5 ways to deal with wardrobe mould + 3 things to do throughout the house

Mould, mould, mould! How to deal with mould

Picking something up and discovering that it is covered in mould is not a great feeling. So how do you deal with mould? First consideration is to understand what you are dealing with. What is mould? Mould is actually a member of a very common group of organisms called fungi (yep – like mushrooms and yeast). It is present virtually EVERYWHERE, both indoors and outdoors.

It becomes visible when the perfect conditions make themselves available. Mould grows especially well in wet or moist areas lacking adequate ventilation, throw in hot and cold temperature swings and ta-da! Mould will thrive. Some of the most common areas in the home to find mould include – include walls/ wallpaper, ceilings, bathroom tiles, carpets, insulation material and wood. Basically, anywhere that moisture can accumulate means that mould growth is a strong possibility. The danger of leaving mould alone is that it can cause health problems (particularly for people with weakened immune systems, suffering from asthma, allergies, or other breathing conditions).

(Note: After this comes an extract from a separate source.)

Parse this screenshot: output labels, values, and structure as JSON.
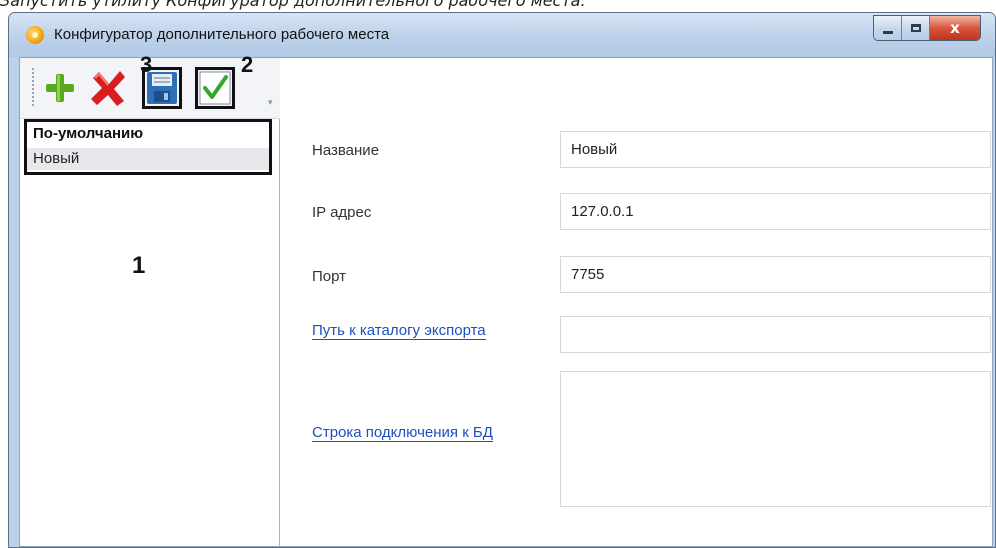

Working with clients in ill ventilated apartments, I’ve seen that unfortunately, dealing with mould is becoming more and more common. Sadly, it seems that modern apartment constructions are quite prone to mould issues and due care must be taken. Below are some tips to get you headed in the right direction, but if you’d like more detailed advice as to how to manage mould throughout your living space, please reach out here.

So how can you deal with mould?

Five proactive wardrobe tips to help discouraging mould growth:

1. Before hanging your clothes up in your wardrobe, or popping them in the laundry basket (exercise clothes especially) ensure that they are completely dry.

2. Allow air flow between hangers – if you have too much crammed into your wardrobe it may be time to declutter and reorganise your collection of clothing.

3. If you see the slightest bit of mould (or something smells musty and damp), wash the item! Add a splash of white vinegar to the rinse cycle to get rid of the smell.

4. Every three months, schedule a time to take everything out of your wardrobe and allow the closest to air (don’t forget to wipe down and dry your shelves before putting everything back).

5. Before storing off season items, make sure that they have been washed and are bone dry before putting them in storage (this goes for activity gear too – snow, camping, swimming gear).

Three proactive general house care tips:

1. Keep things dry
  • Wipe down shower walls after taking a shower.
  • Use air conditioning to remove moisture from the air.
  • Vent the clothes dryer to the outside of the house.
  • Use exhaust fans in the kitchen, utility room and bathroom.

2. Encourage air flow

  • Open windows to let outside air in, if the weather is nice.
  • Use a fan, even in the winter, to move the air.
  • Leave closet doors and dresser drawers open sometimes.
  • Store items where they will not get damp.
  • Keep some space between furniture and walls so that air can flow.

3. Keep the air dryyyyy

  • Use a heater, or turn on the furnace if the house is damp.
  • Use a dehumidifier.
  • Use chemicals such as Silica gel to absorb moisture. Place on a closet shelf or hang in a cloth bag to absorb moisture. (TIP: Collect these from new shoes and accessories to use later)

By the way: If you’re having continuous recurring problems with mould, it’s important to rule out that it results from rising damp, poor drainage or leaks from rain or dodgy internal plumbing. If, unfortunately, any of these conditions are present, a solution can be both very expensive and time consuming.

If you’ve recently had an experience with mould and would like some decluttering and organising help, please get in touch.